Although host countries generally integrate refugees into public education, wide-spread and comprehensive understanding of teaching and learning with children and youth who have experienced forced displacement and migration remains an unmet goal within most education systems. This article explores the educational needs of these children and youth, exploring teacher perceptions of and approaches to students’ language and literacy practices. Sharing insights from case study research conducted in one Canadian school, the article discusses how educators at the school drew upon and engaged students’ linguistic resources as key to student learning, relationships and engagement, catalyzing new configurations of language in education. Analyzing these processes through a translanguaging theory of language, the article discusses how teachers and students engaged “translanguaging instinct” and created “translanguaging spaces” (Li, 2018) in their classrooms to support teaching and learning. Finally, the article proposes a three-dimensional matrix for teachers to use in reflecting on language teaching and learning, comprising axes of (1) teacher- and student-initiated translanguaging; (2) planned and spontaneous engagements with translanguaging; and (3) translanguaging as either a scaffold or a resource for learning. Illustrated with examples from practice and elaborated with teacher reflections, the article describes why such approaches are of critical importance in response to circumstances of forced migration and resettlement of vulnerable populations. Findings arising from this work further support and respond to the call for nuanced understanding of how translanguaging practice and pedagogy materialize within situated educational contexts.
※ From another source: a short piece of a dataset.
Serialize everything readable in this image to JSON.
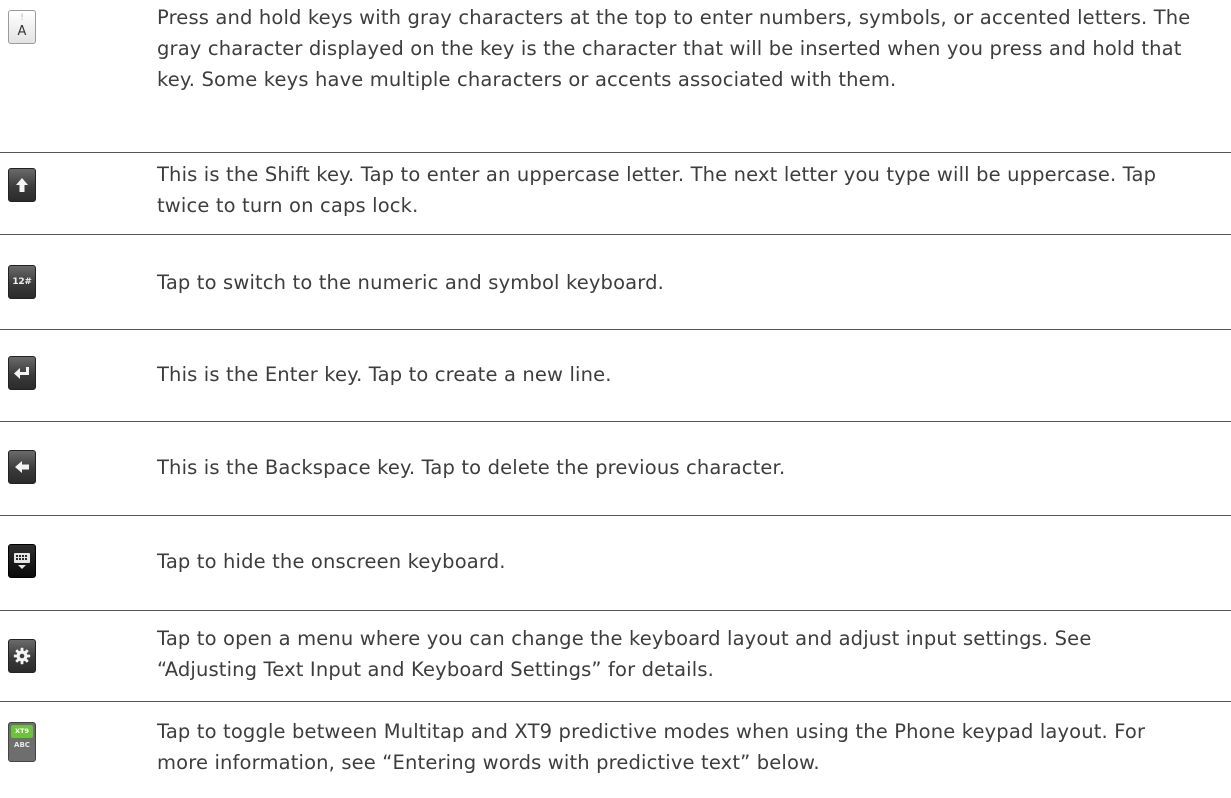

Suggested citationVan Viegen, S. (2020). Translanguaging for and as learning with youth from refugee backgrounds. Australian Journal of Applied Linguistics, 3(1), 60–76. https://doi.org/10.29140/ajal.v3n1.300